Everything is positioned correctly and just where it should be. I’m a big fan of sliding side windows in hardtops as they are quite a handy feature for poking your head out the side and surveying the terrain you’re negotiating. Cantilever swivel seats for the skipper and passenger not only provide dry storage underneath, but also allows for easy wash-down and clean-up after a day on the water. I loved the seating configuration. The lift-up bolster-style seats are big and comfy, and give you something to lean against when underway and standing to drive. A small step-over bulkhead divides the helm area from the forward cabin. This allows you to store an array of gear up there and not have it slide back into the cockpit when underway. The cabin is configured in a traditional vee-berth with optional squab infills and whilst it is not massive, it does provide a great place to keep gear stored. Stabicraft describes this as the ‘Dump Zone’ or simply a place to retreat out of the sun, and for the kids to chill out when needed. Extra storage space is available under all three squabs and via side shelves in the cabin itself.
The Stabicraft 2100ST hull is rated for outboards from 130hp through to 200hp. Our test boat was powered with a Yamaha F200 200hp four-stroke. Wide open throttle the 2100 ST and Yamaha 200hp package will hit 37.0 knots at maximum revs of 5800rpm and use 73.0L/h of fuel. The Yamaha F200 is a good match and delivers a great mix of out-of-the-hole punch, mid-range torque and top-end speed. In addition, it is quiet, and returns an excellent fuel economy. The hull can be rated for as little as 130hp, but I’d be worried that with all the extra weight onboard with the Sealegs system, that it might be a bit underpowered. I’d be more inclined to stay with the 200hp option. Underway the ride is good, in fact, the extra weight of the Sealegs system males the boat feel ultra solid in the water, and I could feel that in rougher conditions the boat would excel. Trim Tabs were not fitted on this particular model, but they are an option. With any hardtop model, windage can be such an issue that trim tabs would be well worth considering. What more can you say? It’s a Stabicraft with wheels that you can drive on land! It doesn’t get much cooler than that!

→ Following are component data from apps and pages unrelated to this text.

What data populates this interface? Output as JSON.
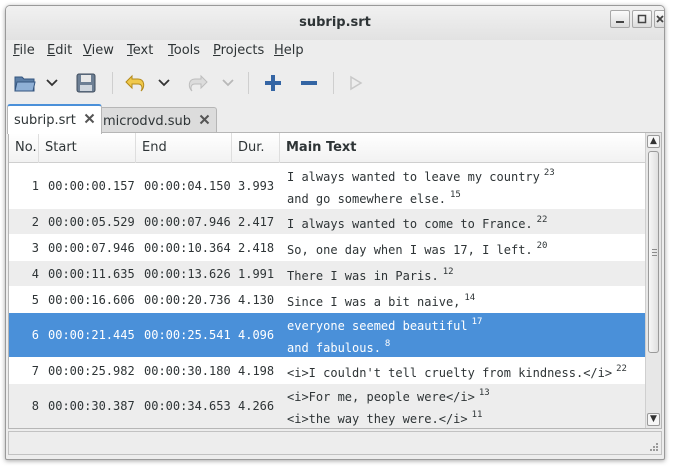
{
  "window": {
    "title": "subrip.srt"
  },
  "menu": [
    "File",
    "Edit",
    "View",
    "Text",
    "Tools",
    "Projects",
    "Help"
  ],
  "tabs": [
    {
      "label": "subrip.srt",
      "active": true
    },
    {
      "label": "microdvd.sub",
      "active": false
    }
  ],
  "columns": {
    "no": "No.",
    "start": "Start",
    "end": "End",
    "dur": "Dur.",
    "main": "Main Text"
  },
  "rows": [
    {
      "no": "1",
      "start": "00:00:00.157",
      "end": "00:00:04.150",
      "dur": "3.993",
      "lines": [
        {
          "text": "I always wanted to leave my country",
          "n": "23"
        },
        {
          "text": "and go somewhere else.",
          "n": "15"
        }
      ]
    },
    {
      "no": "2",
      "start": "00:00:05.529",
      "end": "00:00:07.946",
      "dur": "2.417",
      "lines": [
        {
          "text": "I always wanted to come to France.",
          "n": "22"
        }
      ]
    },
    {
      "no": "3",
      "start": "00:00:07.946",
      "end": "00:00:10.364",
      "dur": "2.418",
      "lines": [
        {
          "text": "So, one day when I was 17, I left.",
          "n": "20"
        }
      ]
    },
    {
      "no": "4",
      "start": "00:00:11.635",
      "end": "00:00:13.626",
      "dur": "1.991",
      "lines": [
        {
          "text": "There I was in Paris.",
          "n": "12"
        }
      ]
    },
    {
      "no": "5",
      "start": "00:00:16.606",
      "end": "00:00:20.736",
      "dur": "4.130",
      "lines": [
        {
          "text": "Since I was a bit naive,",
          "n": "14"
        }
      ]
    },
    {
      "no": "6",
      "start": "00:00:21.445",
      "end": "00:00:25.541",
      "dur": "4.096",
      "selected": true,
      "lines": [
        {
          "text": "everyone seemed beautiful",
          "n": "17"
        },
        {
          "text": "and fabulous.",
          "n": "8"
        }
      ]
    },
    {
      "no": "7",
      "start": "00:00:25.982",
      "end": "00:00:30.180",
      "dur": "4.198",
      "lines": [
        {
          "text": "<i>I couldn't tell cruelty from kindness.</i>",
          "n": "22"
        }
      ]
    },
    {
      "no": "8",
      "start": "00:00:30.387",
      "end": "00:00:34.653",
      "dur": "4.266",
      "lines": [
        {
          "text": "<i>For me, people were</i>",
          "n": "13"
        },
        {
          "text": "<i>the way they were.</i>",
          "n": "11"
        }
      ]
    }
  ],
  "icons": {
    "open": "folder-open-icon",
    "save": "save-icon",
    "undo": "undo-icon",
    "redo": "redo-icon",
    "add": "insert-subtitle-icon",
    "remove": "remove-subtitle-icon",
    "play": "play-icon"
  },
  "colors": {
    "selection": "#4a90d9",
    "row_alt": "#ededed",
    "accent_blue": "#3465a4"
  }
}
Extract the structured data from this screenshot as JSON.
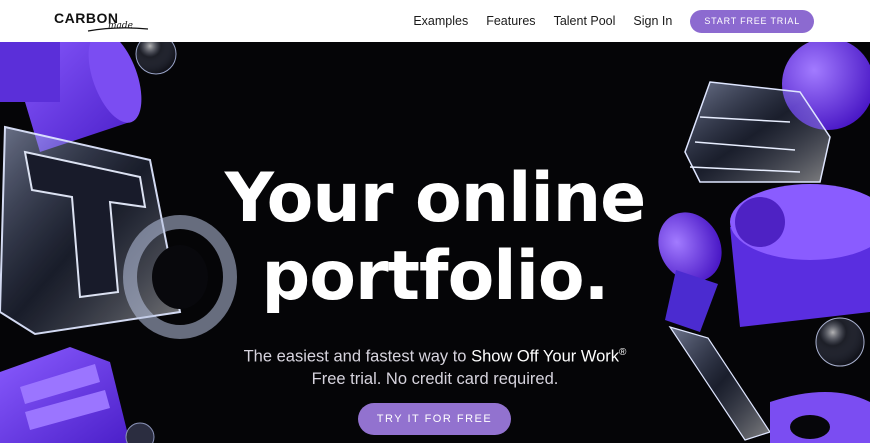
{
  "brand": {
    "name": "CARBON",
    "sub": "made"
  },
  "nav": {
    "items": [
      "Examples",
      "Features",
      "Talent Pool",
      "Sign In"
    ],
    "cta": "START FREE TRIAL"
  },
  "hero": {
    "title_line1": "Your online",
    "title_line2": "portfolio.",
    "subtitle_lead": "The easiest and fastest way to ",
    "subtitle_highlight": "Show Off Your Work",
    "subtitle_mark": "®",
    "subtitle_line2": "Free trial. No credit card required.",
    "cta": "TRY IT FOR FREE"
  },
  "colors": {
    "accent": "#8c6ad0",
    "hero_bg": "#050507",
    "purple": "#6b3ff0"
  }
}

- Make & Model: 2100 ST
- Priced from: $234,000
- Type: Alloy hardtop pontoon
- Construction: Aluminium
- LOA: 6.4m
- Beam: 2.3m
- Deadrise: 20 degrees
- Height on trailer: 2.80m
- Trailerable weight: 2800kg
- Power: Yamaha F200
- Propeller: 17” stainless
- Engine capacity: 130-200hp
- Power options: Single outboard
- Fuel capacity: 200L
FUEL & PERFORMANCE DATA
Stabicraft 2100ST / Yamaha F200
Fuel capacity: 200 litres
|RPM||Knots||L / h||L / NM||Range (NM)|